T.R. Shantha, MD, PhD, FACA
As therapeutic agents are evolved to treat central nervous system (CNS) afflictions, the blood brain barrier (BBB) has prevented the use of many of these agents for treating neurodegenerative diseases such as Alzheimer’s, Parkinson’s, and other CNS diseases. The blood brain barrier (BBB) blocks the use of many of the newer engineered-discovered drugs that can protect neurons, promote nerve repair and treat CNS diseases. This problem is partly resolved by the use of intranasal olfactory mucosa to deliver the therapeutic agents to the central nervous system bypassing through the BBB. 1-9, 13-20, 25 Such a method provides a simple, realistic, and rapid route of delivery into the CNS, bypassing through the BBB, because of the unique connections and transportation routes between the nose olfactory mucosa, olfactory nerves, olfactory bulb, subarachnoid space cerebro spinal fluid (CSF) and CNS (figures 5-7) than any other histological and anatomical structure and site. 1-9, 10, 11, 21, 22, 29 We want to explore and explain how these therapeutic or non-therapeutic agents such as brain eating amoeba, meningococcus and rabies virus and such reach the brain, bypassing through the formidable BBB.12, 24, 26 We have studied the membranes of the CNS since 1960 including olfactory mucosa, and want to discuss in the light of delivering therapeutic agents to CNS.13-16
Various formulations of therapeutic, pharmaceutical, biochemical, and biological agents or compounds have been successfully delivered to the CNS using intranasal olfactory mucosal delivery in a variety of species already. We have used insulin (unpublished, patented) to treat and improve memory in every neurodegenerative disease, including Alzheimer’s and Parkinson’s disease, as well as in healthy students to improve memory, for more than two decades. The results are amazing improvements from the disease state, and improved memory as also reported by Craft, Frey III and others 1, 11, 12, 21, 22, 25 indicating paucity of insulin in the CNS to supply much needed glucose to neurons. That is why de la Monte aptly called Alzheimer’s disease as “diabetes type III of the brain”. 10, 11 The insulin thus delivered through olfactory mucosa binds to the insulin receptors found on the neurons of CNS, resulting in rapid and additional glucose uptake needed by the neurons for proper functioning. 9, 20
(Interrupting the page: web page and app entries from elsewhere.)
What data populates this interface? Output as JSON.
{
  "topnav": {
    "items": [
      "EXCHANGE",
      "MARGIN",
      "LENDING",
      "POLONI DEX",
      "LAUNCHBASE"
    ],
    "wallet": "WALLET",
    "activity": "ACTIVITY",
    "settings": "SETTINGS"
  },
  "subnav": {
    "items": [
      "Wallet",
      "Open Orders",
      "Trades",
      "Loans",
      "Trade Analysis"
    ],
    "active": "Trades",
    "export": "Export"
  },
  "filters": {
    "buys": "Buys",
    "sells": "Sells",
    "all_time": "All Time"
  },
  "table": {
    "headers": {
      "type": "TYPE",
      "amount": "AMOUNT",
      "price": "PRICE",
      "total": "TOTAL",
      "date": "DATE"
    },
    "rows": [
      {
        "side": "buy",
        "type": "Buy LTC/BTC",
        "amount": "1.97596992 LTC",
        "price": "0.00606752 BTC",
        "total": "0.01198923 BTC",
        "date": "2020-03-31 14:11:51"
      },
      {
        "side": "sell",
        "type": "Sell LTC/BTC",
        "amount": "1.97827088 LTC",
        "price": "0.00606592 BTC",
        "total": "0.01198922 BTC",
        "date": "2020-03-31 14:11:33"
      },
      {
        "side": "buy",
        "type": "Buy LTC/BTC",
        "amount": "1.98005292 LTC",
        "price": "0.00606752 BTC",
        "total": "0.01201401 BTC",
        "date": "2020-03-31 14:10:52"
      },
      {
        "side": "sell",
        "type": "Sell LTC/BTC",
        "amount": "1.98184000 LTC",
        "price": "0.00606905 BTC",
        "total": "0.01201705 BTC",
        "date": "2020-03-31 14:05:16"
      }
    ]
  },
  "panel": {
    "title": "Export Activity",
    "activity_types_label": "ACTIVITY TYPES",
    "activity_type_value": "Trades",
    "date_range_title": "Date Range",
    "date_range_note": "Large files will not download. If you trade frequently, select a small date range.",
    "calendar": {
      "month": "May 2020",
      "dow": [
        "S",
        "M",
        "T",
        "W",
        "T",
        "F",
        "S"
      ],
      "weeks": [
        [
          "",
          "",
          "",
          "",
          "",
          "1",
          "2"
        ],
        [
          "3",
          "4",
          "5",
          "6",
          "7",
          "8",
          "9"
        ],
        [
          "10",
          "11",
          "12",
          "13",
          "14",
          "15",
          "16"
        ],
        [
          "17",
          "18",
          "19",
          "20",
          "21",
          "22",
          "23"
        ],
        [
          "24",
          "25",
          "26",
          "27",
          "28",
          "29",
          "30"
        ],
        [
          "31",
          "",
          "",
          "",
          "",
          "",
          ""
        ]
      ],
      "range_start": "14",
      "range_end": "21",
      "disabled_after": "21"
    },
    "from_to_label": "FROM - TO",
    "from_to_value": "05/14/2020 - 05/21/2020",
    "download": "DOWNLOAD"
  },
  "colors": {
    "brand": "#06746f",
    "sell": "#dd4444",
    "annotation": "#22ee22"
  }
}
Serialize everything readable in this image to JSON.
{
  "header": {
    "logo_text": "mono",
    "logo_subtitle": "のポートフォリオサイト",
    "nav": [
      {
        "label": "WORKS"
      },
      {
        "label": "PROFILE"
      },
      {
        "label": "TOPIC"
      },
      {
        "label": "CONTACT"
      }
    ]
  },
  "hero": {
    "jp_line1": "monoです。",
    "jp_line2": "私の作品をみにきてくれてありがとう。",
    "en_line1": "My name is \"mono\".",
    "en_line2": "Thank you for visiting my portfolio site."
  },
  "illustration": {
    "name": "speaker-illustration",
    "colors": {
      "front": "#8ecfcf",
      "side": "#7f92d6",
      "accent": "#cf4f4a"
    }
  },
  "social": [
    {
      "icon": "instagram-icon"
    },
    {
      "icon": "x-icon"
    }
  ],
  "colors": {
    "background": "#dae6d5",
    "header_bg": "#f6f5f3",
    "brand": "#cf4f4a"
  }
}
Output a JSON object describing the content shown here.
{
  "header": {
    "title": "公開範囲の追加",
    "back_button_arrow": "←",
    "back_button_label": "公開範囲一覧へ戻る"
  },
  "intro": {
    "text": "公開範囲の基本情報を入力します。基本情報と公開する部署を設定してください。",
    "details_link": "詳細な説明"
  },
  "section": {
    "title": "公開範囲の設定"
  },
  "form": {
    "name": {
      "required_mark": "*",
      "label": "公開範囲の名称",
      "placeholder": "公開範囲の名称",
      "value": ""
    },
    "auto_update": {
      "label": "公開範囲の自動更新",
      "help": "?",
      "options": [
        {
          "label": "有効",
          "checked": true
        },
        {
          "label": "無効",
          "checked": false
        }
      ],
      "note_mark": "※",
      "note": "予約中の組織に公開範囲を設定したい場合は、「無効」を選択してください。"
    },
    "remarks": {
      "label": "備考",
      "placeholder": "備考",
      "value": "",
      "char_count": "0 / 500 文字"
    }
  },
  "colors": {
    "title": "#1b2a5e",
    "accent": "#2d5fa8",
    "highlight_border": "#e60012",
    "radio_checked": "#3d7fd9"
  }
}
Delivery of protein therapeutic agents to the CNS clearly involves extra-neuronal transport as it occurs within 30 minutes rather than hours (e.g. cephalexin).5 Our histological findings support that it passes between intercellular spaces between receptor and supporting cells of the olfactory mucosa, (figures 1-4) subsequently reaching the sub perineural epithelial and inter-axonal spaces in the 20 short olfactory nerves with CSF, (figures 4-7) afterwards it is transported to the CSF around the olfactory bulb and reaches the brain and spinal cord by CSF circulation (figure 7). A number of diverse therapeutic agents microbes and ameba have been found in CNS tissues following intranasal olfactory mucosal administration.1-8, 12, 22, 24, 25, 26, 30 Many hormones, addictive drugs such as cocaine, narcotics, naloxone, and such agents easily reach the CNS rapidly, bypassing through the BBB though the route we describe thereafter, not through the trigeminal nerve branches as hypothesized. 1, 22, 25 (figures 8, 9) The studies show that the delivery to the brain from the olfactory mucosa decreases with increasing molecular weight of the drug, this limits what we can deliver and treat. We studied the olfactory mucosa of the squirrel monkey and other species of experimental animals with brief reference to the work of our and others’ study of the olfactory mucosa. 13-16, 23, 29-31 Our intent was to show, these therapeutic agents and microorganisms take to reach the CNS, bypassing the BBB. Our studies and other studies are incorporated here even though it is impossible to cite all of them.1-29 Recently, Dahlin et.al.30 successfully visualized the olfactory epithelial drug distribution and transferring pathway from the olfactory mucosa to the CNS using the model drug 3kD fluorescein dextran (FD3).
This article provides an overview of the unique anatomic, histologic, and physiologic characteristics of the nasal olfactory mucosa and its connections that allow certain intranasally applied drugs and microbes transported across the nasal respiratory mucosa and olfactory mucosa, and subsequently be transported directly into the CNS.
Read Routes of Nasal Olfactory Mucosal Transport of Therapeutic Agents, Microorganisms and Amoebae to the CNS Bypassing the Blood Brain Barrier (Drugs to treat Alzheimer’s, Parkinson’s and such delivered using olfactory mucosal route) By T.R. Shantha, MD, PhD, FACA